Caleb Couturie

Caleb is a sophomore at the University of Oregon intending to double major in Journalism and Sports Management. He is the Managing Editor for FishDuck.com, along with being a lifetime Saints and San Francisco Giants fan, as Caleb fell in love with sports at a young age and developed that love into a passion for sports analysis. He is looking forward to cheering on the Ducks throughout his career at Oregon, and is always willing to talk sports with any fellow fan.

  • Blindly B Blindly B

    Duck fans need to wake up and get a deeper understanding of just how great a coach altman is. It is Altman that takes whatever he has, year to year, and makes the most of it. Which is to say he is such a good coach that he gets more out of less as well as any other coach in the nation. And, he is a superb tactical game strategist, who knows how to maneuver his pieces and to maximize his players when they play an opponent. That combination makes his an elite level coach. Oregon basketball fans should more appreciate and recognize that the most valuable part of the basketball team and its consistent over-achievement and competitiveness at a high high level is Coach Dana Altman.

    • Jerry C

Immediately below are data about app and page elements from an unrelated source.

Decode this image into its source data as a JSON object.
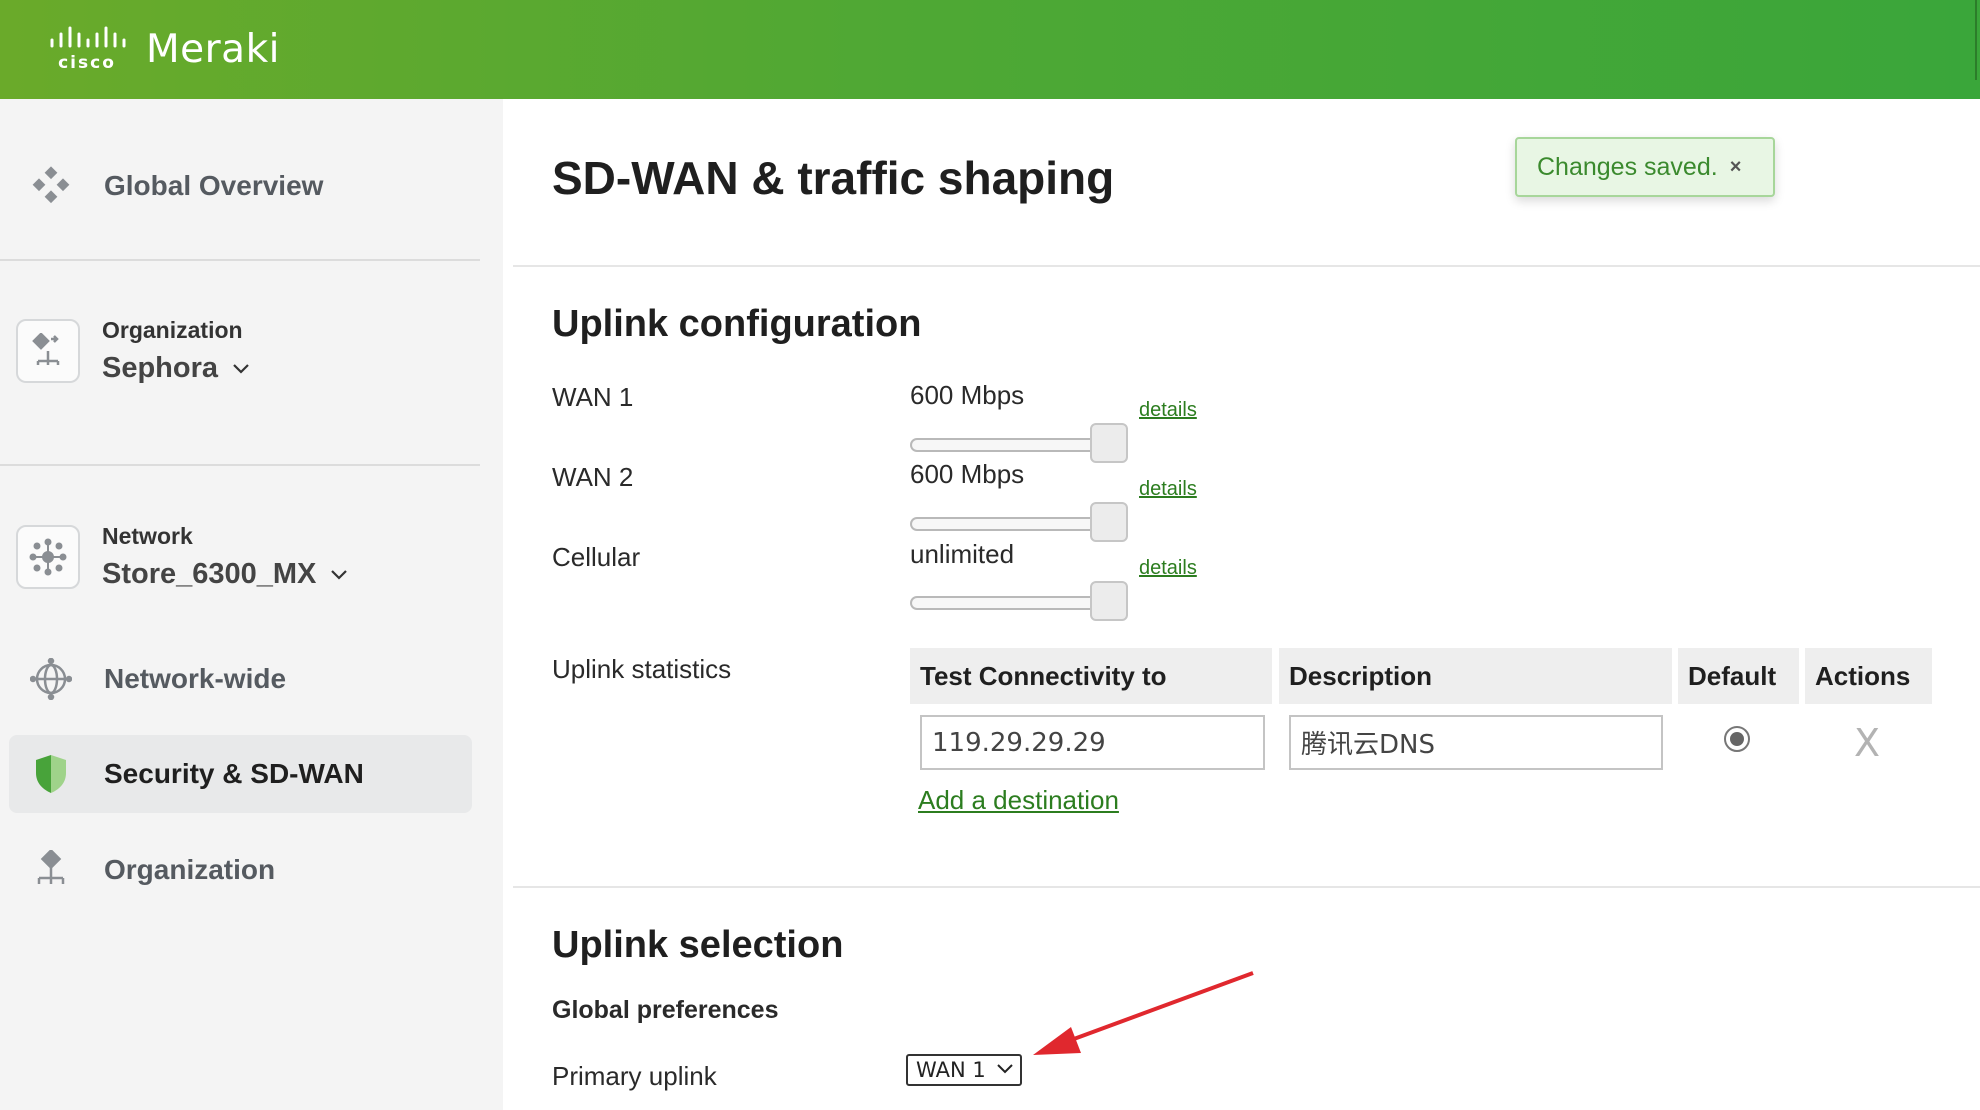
{
  "app": {
    "brand_company": "cisco",
    "brand_product": "Meraki",
    "header_gradient": [
      "#6aaa2a",
      "#3aa63a"
    ]
  },
  "sidebar": {
    "global_overview": "Global Overview",
    "organization": {
      "caption": "Organization",
      "value": "Sephora"
    },
    "network": {
      "caption": "Network",
      "value": "Store_6300_MX"
    },
    "items": [
      {
        "label": "Network-wide",
        "icon": "globe-icon"
      },
      {
        "label": "Security & SD-WAN",
        "icon": "shield-icon",
        "active": true
      },
      {
        "label": "Organization",
        "icon": "organization-icon"
      }
    ]
  },
  "page": {
    "title": "SD-WAN & traffic shaping",
    "toast": {
      "text": "Changes saved.",
      "close": "×"
    }
  },
  "uplink_config": {
    "title": "Uplink configuration",
    "uplinks": [
      {
        "label": "WAN 1",
        "speed": "600 Mbps",
        "details": "details"
      },
      {
        "label": "WAN 2",
        "speed": "600 Mbps",
        "details": "details"
      },
      {
        "label": "Cellular",
        "speed": "unlimited",
        "details": "details"
      }
    ],
    "statistics": {
      "label": "Uplink statistics",
      "columns": [
        "Test Connectivity to",
        "Description",
        "Default",
        "Actions"
      ],
      "rows": [
        {
          "destination": "119.29.29.29",
          "description": "腾讯云DNS",
          "default": true,
          "action": "X"
        }
      ],
      "add_link": "Add a destination"
    }
  },
  "uplink_selection": {
    "title": "Uplink selection",
    "subtitle": "Global preferences",
    "primary_label": "Primary uplink",
    "primary_value": "WAN 1"
  },
  "colors": {
    "accent": "#3aa63a",
    "link": "#2c7d1f",
    "annotation_arrow": "#e0282e"
  }
}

      Good post, I agree with your analysis. But next year Dana won’t have to “get more out of less” because the Ducks will be one of the most talented teams in the Pac-12 as well as one of the tallest. Two 6’10”, two 6’9″ and 6’6″ guys who play bigger. If Tyler Dorsey steps in for Joe Young, the Ducks could be elite.